SED wrote the draft and the tables of manuscript. RG contribute to writing the draft of the manuscript and revised it. CC created the images. BC, CD, FML, TL, FC, Appollonio IM, and FM revised the manuscript.

Corresponding author

Correspondence to Edoardo Dalmato Schilke.

Ethics declarations

Ethics approval and consent to participate

Ethical approval is not required for this study in accordance with local or national guidelines.

Consent for publication

Written informed consent was obtained from the patient for publication of this case report and any accompanying images. A copy of the written consent is available for review by the Editor-in-Chief of this journal.

Competing interests

The authors declare that they have no competing interests.

Additional information

Publisher’s Note

Springer Nature remains neutral with regard to jurisdictional claims in published maps and institutional affiliations.

Rights and permissions

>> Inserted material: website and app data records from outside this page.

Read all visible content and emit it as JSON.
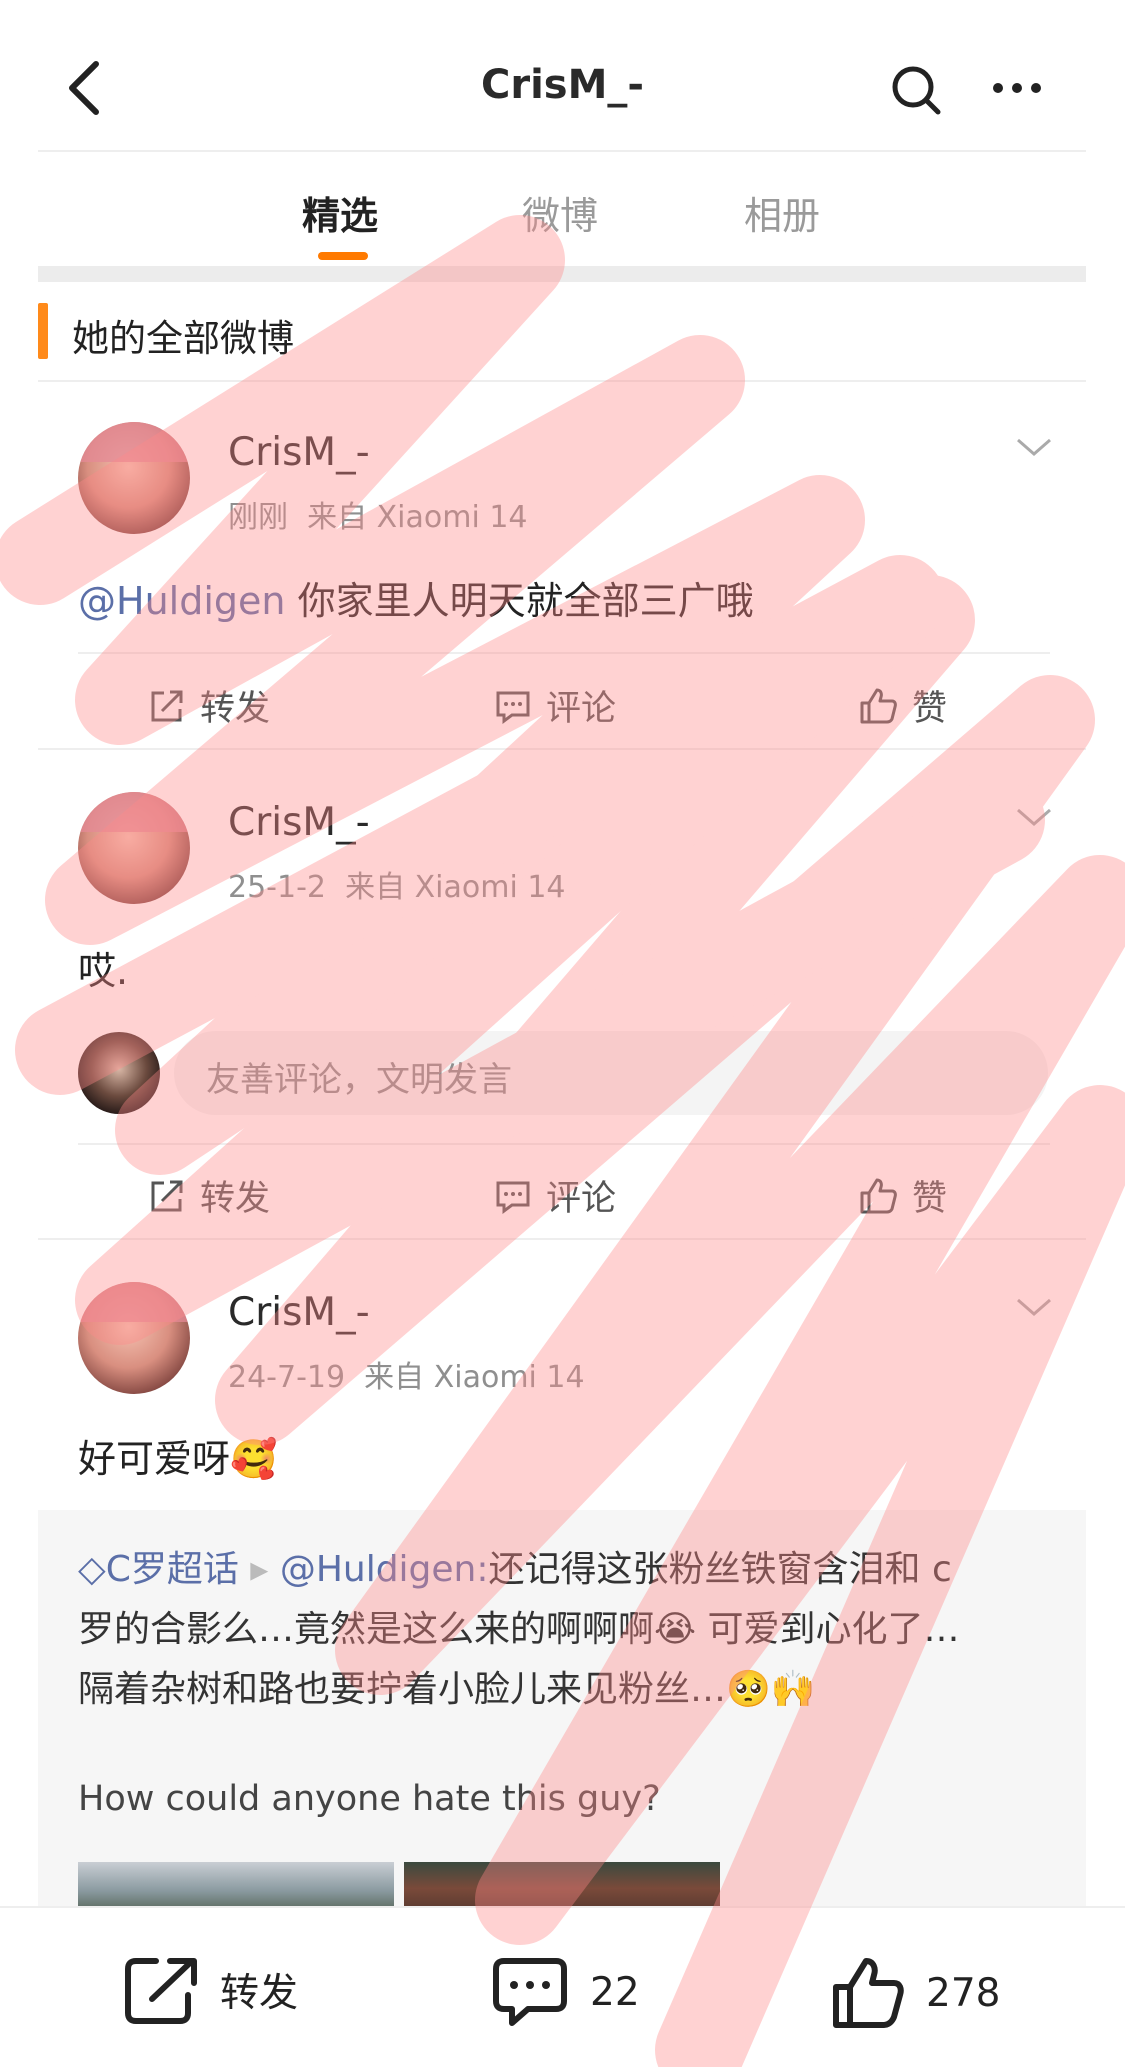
{
  "header": {
    "title": "CrisM_-",
    "icons": [
      "back-arrow-icon",
      "search-icon",
      "more-icon"
    ]
  },
  "tabs": [
    {
      "label": "精选",
      "active": true
    },
    {
      "label": "微博",
      "active": false
    },
    {
      "label": "相册",
      "active": false
    }
  ],
  "section_title": "她的全部微博",
  "posts": [
    {
      "author": "CrisM_-",
      "time": "刚刚",
      "source": "来自 Xiaomi 14",
      "mention": "@Huldigen",
      "text": " 你家里人明天就全部三广哦",
      "actions": {
        "repost": "转发",
        "comment": "评论",
        "like": "赞"
      }
    },
    {
      "author": "CrisM_-",
      "time": "25-1-2",
      "source": "来自 Xiaomi 14",
      "text": "哎.",
      "comment_placeholder": "友善评论，文明发言",
      "actions": {
        "repost": "转发",
        "comment": "评论",
        "like": "赞"
      }
    },
    {
      "author": "CrisM_-",
      "time": "24-7-19",
      "source": "来自 Xiaomi 14",
      "text": "好可爱呀🥰",
      "repost": {
        "supertopic": "C罗超话",
        "mention": "@Huldigen:",
        "line1": "还记得这张粉丝铁窗含泪和 c",
        "line2": "罗的合影么…竟然是这么来的啊啊啊😭 可爱到心化了…",
        "line3": "隔着杂树和路也要拧着小脸儿来见粉丝…🥺🙌",
        "english": "How could anyone hate this guy?"
      }
    }
  ],
  "bottom_bar": {
    "repost": "转发",
    "comments": "22",
    "likes": "278"
  },
  "colors": {
    "accent": "#ff7a00",
    "mention": "#5b6fa8",
    "scribble": "#ff8a8a"
  }
}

Open Access This article is licensed under a Creative Commons Attribution 4.0 International License, which permits use, sharing, adaptation, distribution and reproduction in any medium or format, as long as you give appropriate credit to the original author(s) and the source, provide a link to the Creative Commons licence, and indicate if changes were made. The images or other third party material in this article are included in the article's Creative Commons licence, unless indicated otherwise in a credit line to the material. If material is not included in the article's Creative Commons licence and your intended use is not permitted by statutory regulation or exceeds the permitted use, you will need to obtain permission directly from the copyright holder. To view a copy of this licence, visit The Creative Commons Public Domain Dedication waiver ( applies to the data made available in this article, unless otherwise stated in a credit line to the data.

Reprints and permissions

About this article

Check for updates. Verify currency and authenticity via CrossMark

Cite this article

Schilke, E.D., Remoli, G., Cutellé, C. et al. Corticosteroid treatment for acute hydrocephalus in neurosarcoidosis: a case report. J Med Case Reports 18, 53 (2024).

Download citation

  • Received:

  • Accepted:

  • Published:

  • DOI: